DCF initiated a case plan after observing and photographing marks on the children. They spoke to both parents and ended up closing their investigation without any further action taken against the parents so long as they followed certain recommendations.

About three weeks later, after the case was closed by DCF, the Office of the State Attorney then initiated a criminal case against Mr. Morris and began a criminal prosecution of Mr. Morris in Circuit Court in and for Leon County, Florida.

The police arrested Mr. Morris for three counts of Child Abuse, however, the State increased the charges to Aggravated Battery By Malicious Punishment.

As the case progressed, the State Attorney’s Office actually sought application of the Prison Releasee Reoffender act meaning that because Mr. Morris had recently been to prison, a guilty verdict would mean a mandatory 30 years in prison for each count and the trial judge would have no discretion to go any lower.

Mr. Morris could have received up to 90 mandatory-minimum years in prison if found guilty of all three counts. Mr. Morris had a criminal history of 3 burglaries of structure or conveyance in 2000 (when he was 18 years of age), one count of selling less than 20 grams of marijuana, one count of aggravated assault. He had never been accused of any type of child abuse or neglect before.

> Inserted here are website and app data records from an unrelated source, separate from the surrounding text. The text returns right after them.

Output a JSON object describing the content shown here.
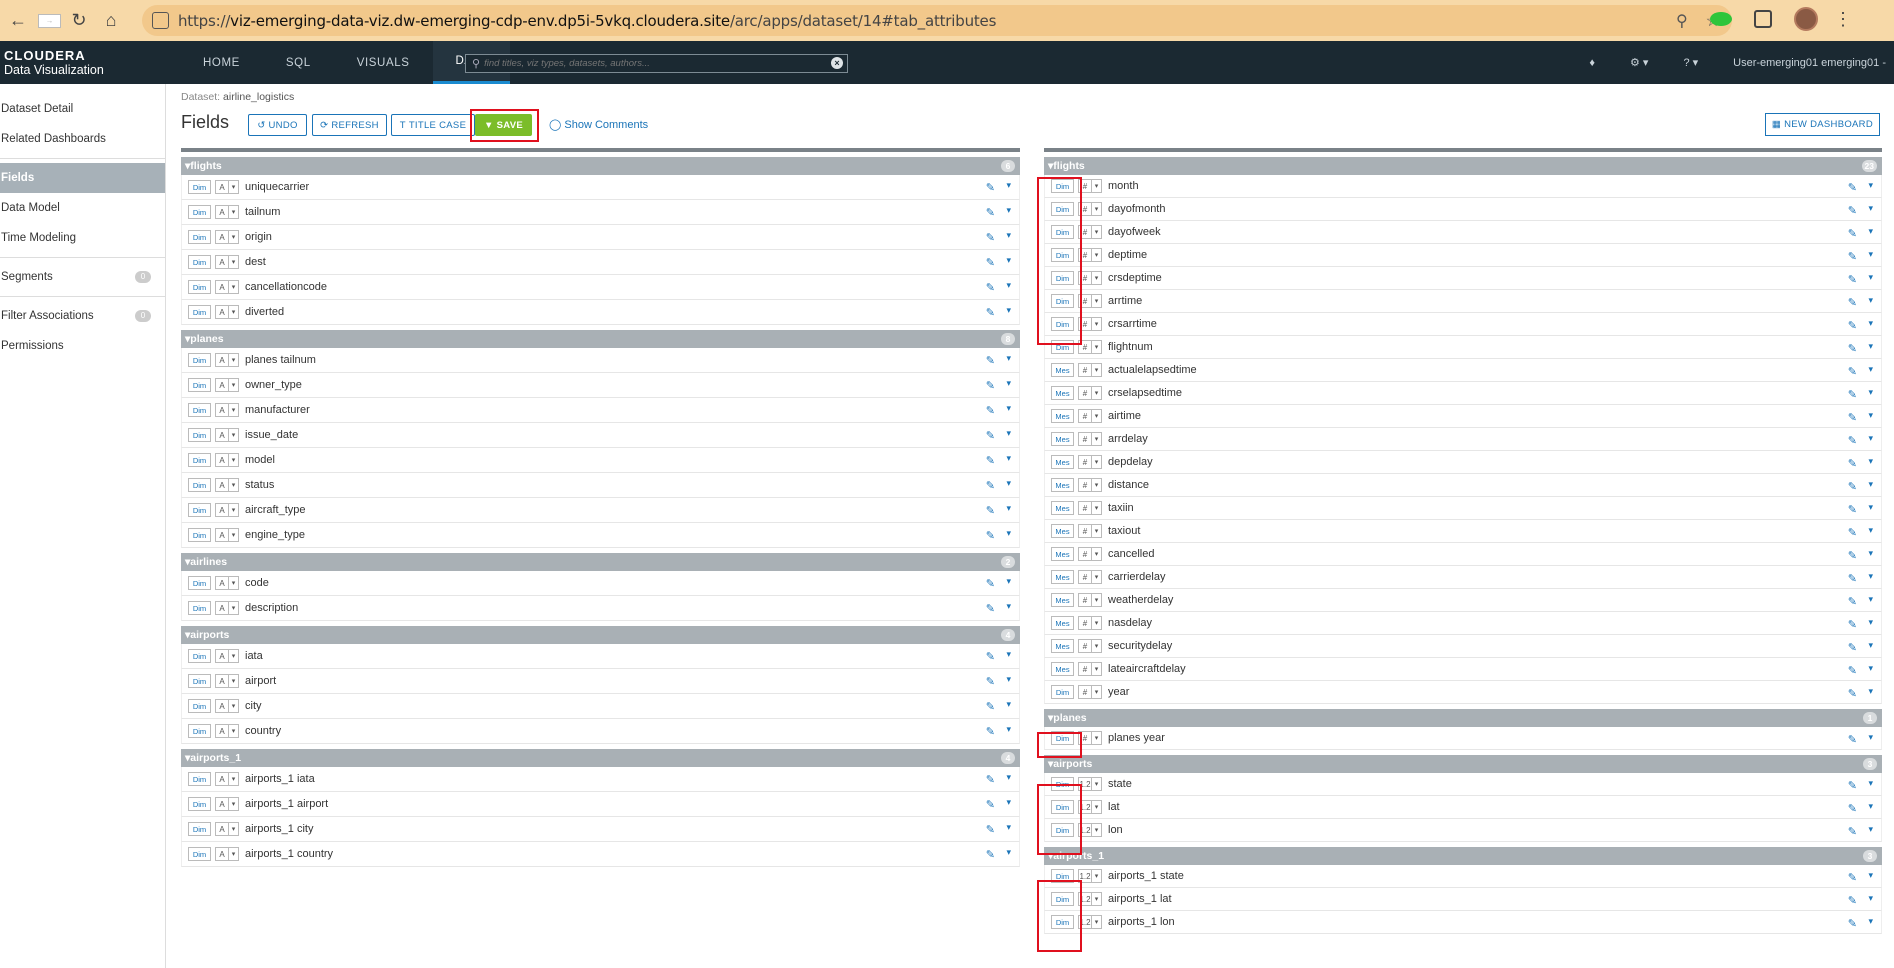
{
  "browser": {
    "url_prefix": "https://",
    "url_host": "viz-emerging-data-viz.dw-emerging-cdp-env.dp5i-5vkq.cloudera.site",
    "url_path": "/arc/apps/dataset/14#tab_attributes"
  },
  "brand": {
    "line1": "CLOUDERA",
    "line2": "Data Visualization"
  },
  "nav": {
    "tabs": [
      "HOME",
      "SQL",
      "VISUALS",
      "DATA"
    ],
    "active": "DATA",
    "search_placeholder": "find titles, viz types, datasets, authors...",
    "user": "User-emerging01  emerging01 -"
  },
  "sidebar": {
    "items": [
      {
        "label": "Dataset Detail"
      },
      {
        "label": "Related Dashboards"
      },
      {
        "label": "Fields"
      },
      {
        "label": "Data Model"
      },
      {
        "label": "Time Modeling"
      },
      {
        "label": "Segments",
        "badge": "0"
      },
      {
        "label": "Filter Associations",
        "badge": "0"
      },
      {
        "label": "Permissions"
      }
    ]
  },
  "header": {
    "crumb_label": "Dataset:",
    "crumb_value": "airline_logistics",
    "title": "Fields",
    "undo": "UNDO",
    "refresh": "REFRESH",
    "title_case": "TITLE CASE",
    "save": "SAVE",
    "show_comments": "Show Comments",
    "new_dashboard": "NEW DASHBOARD"
  },
  "left_panel": [
    {
      "name": "flights",
      "count": "6",
      "fields": [
        {
          "role": "Dim",
          "type": "A",
          "name": "uniquecarrier"
        },
        {
          "role": "Dim",
          "type": "A",
          "name": "tailnum"
        },
        {
          "role": "Dim",
          "type": "A",
          "name": "origin"
        },
        {
          "role": "Dim",
          "type": "A",
          "name": "dest"
        },
        {
          "role": "Dim",
          "type": "A",
          "name": "cancellationcode"
        },
        {
          "role": "Dim",
          "type": "A",
          "name": "diverted"
        }
      ]
    },
    {
      "name": "planes",
      "count": "8",
      "fields": [
        {
          "role": "Dim",
          "type": "A",
          "name": "planes tailnum"
        },
        {
          "role": "Dim",
          "type": "A",
          "name": "owner_type"
        },
        {
          "role": "Dim",
          "type": "A",
          "name": "manufacturer"
        },
        {
          "role": "Dim",
          "type": "A",
          "name": "issue_date"
        },
        {
          "role": "Dim",
          "type": "A",
          "name": "model"
        },
        {
          "role": "Dim",
          "type": "A",
          "name": "status"
        },
        {
          "role": "Dim",
          "type": "A",
          "name": "aircraft_type"
        },
        {
          "role": "Dim",
          "type": "A",
          "name": "engine_type"
        }
      ]
    },
    {
      "name": "airlines",
      "count": "2",
      "fields": [
        {
          "role": "Dim",
          "type": "A",
          "name": "code"
        },
        {
          "role": "Dim",
          "type": "A",
          "name": "description"
        }
      ]
    },
    {
      "name": "airports",
      "count": "4",
      "fields": [
        {
          "role": "Dim",
          "type": "A",
          "name": "iata"
        },
        {
          "role": "Dim",
          "type": "A",
          "name": "airport"
        },
        {
          "role": "Dim",
          "type": "A",
          "name": "city"
        },
        {
          "role": "Dim",
          "type": "A",
          "name": "country"
        }
      ]
    },
    {
      "name": "airports_1",
      "count": "4",
      "fields": [
        {
          "role": "Dim",
          "type": "A",
          "name": "airports_1 iata"
        },
        {
          "role": "Dim",
          "type": "A",
          "name": "airports_1 airport"
        },
        {
          "role": "Dim",
          "type": "A",
          "name": "airports_1 city"
        },
        {
          "role": "Dim",
          "type": "A",
          "name": "airports_1 country"
        }
      ]
    }
  ],
  "right_panel": [
    {
      "name": "flights",
      "count": "23",
      "fields": [
        {
          "role": "Dim",
          "type": "#",
          "name": "month"
        },
        {
          "role": "Dim",
          "type": "#",
          "name": "dayofmonth"
        },
        {
          "role": "Dim",
          "type": "#",
          "name": "dayofweek"
        },
        {
          "role": "Dim",
          "type": "#",
          "name": "deptime"
        },
        {
          "role": "Dim",
          "type": "#",
          "name": "crsdeptime"
        },
        {
          "role": "Dim",
          "type": "#",
          "name": "arrtime"
        },
        {
          "role": "Dim",
          "type": "#",
          "name": "crsarrtime"
        },
        {
          "role": "Dim",
          "type": "#",
          "name": "flightnum"
        },
        {
          "role": "Mes",
          "type": "#",
          "name": "actualelapsedtime"
        },
        {
          "role": "Mes",
          "type": "#",
          "name": "crselapsedtime"
        },
        {
          "role": "Mes",
          "type": "#",
          "name": "airtime"
        },
        {
          "role": "Mes",
          "type": "#",
          "name": "arrdelay"
        },
        {
          "role": "Mes",
          "type": "#",
          "name": "depdelay"
        },
        {
          "role": "Mes",
          "type": "#",
          "name": "distance"
        },
        {
          "role": "Mes",
          "type": "#",
          "name": "taxiin"
        },
        {
          "role": "Mes",
          "type": "#",
          "name": "taxiout"
        },
        {
          "role": "Mes",
          "type": "#",
          "name": "cancelled"
        },
        {
          "role": "Mes",
          "type": "#",
          "name": "carrierdelay"
        },
        {
          "role": "Mes",
          "type": "#",
          "name": "weatherdelay"
        },
        {
          "role": "Mes",
          "type": "#",
          "name": "nasdelay"
        },
        {
          "role": "Mes",
          "type": "#",
          "name": "securitydelay"
        },
        {
          "role": "Mes",
          "type": "#",
          "name": "lateaircraftdelay"
        },
        {
          "role": "Dim",
          "type": "#",
          "name": "year"
        }
      ]
    },
    {
      "name": "planes",
      "count": "1",
      "fields": [
        {
          "role": "Dim",
          "type": "#",
          "name": "planes year"
        }
      ]
    },
    {
      "name": "airports",
      "count": "3",
      "fields": [
        {
          "role": "Dim",
          "type": "1.2",
          "name": "state"
        },
        {
          "role": "Dim",
          "type": "1.2",
          "name": "lat"
        },
        {
          "role": "Dim",
          "type": "1.2",
          "name": "lon"
        }
      ]
    },
    {
      "name": "airports_1",
      "count": "3",
      "fields": [
        {
          "role": "Dim",
          "type": "1.2",
          "name": "airports_1 state"
        },
        {
          "role": "Dim",
          "type": "1.2",
          "name": "airports_1 lat"
        },
        {
          "role": "Dim",
          "type": "1.2",
          "name": "airports_1 lon"
        }
      ]
    }
  ]
}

Morris' attorney Michael J. Bauer said “The prosecution of Mr. Morris in criminal circuit court for spanking his children with a belt was a much too aggressive position for the State Attorney’s Office with the facts in this case. This aggressiveness of the prosecution concerns me since there were many other agencies involved and the Department of Children and Families initiated a case plan which was followed by both parents and they ended up dropping the matter. However, the application of the PRRA and a potential mandatory minimum of 90 years for a guilty verdict is completely uncalled for whether or not Mr. Morris had ever been to prison before. I have no idea why this would be the objective in this particular case against this father.”

After hearing all of the allegations, the jury found Mr. Morris not guilty on all counts.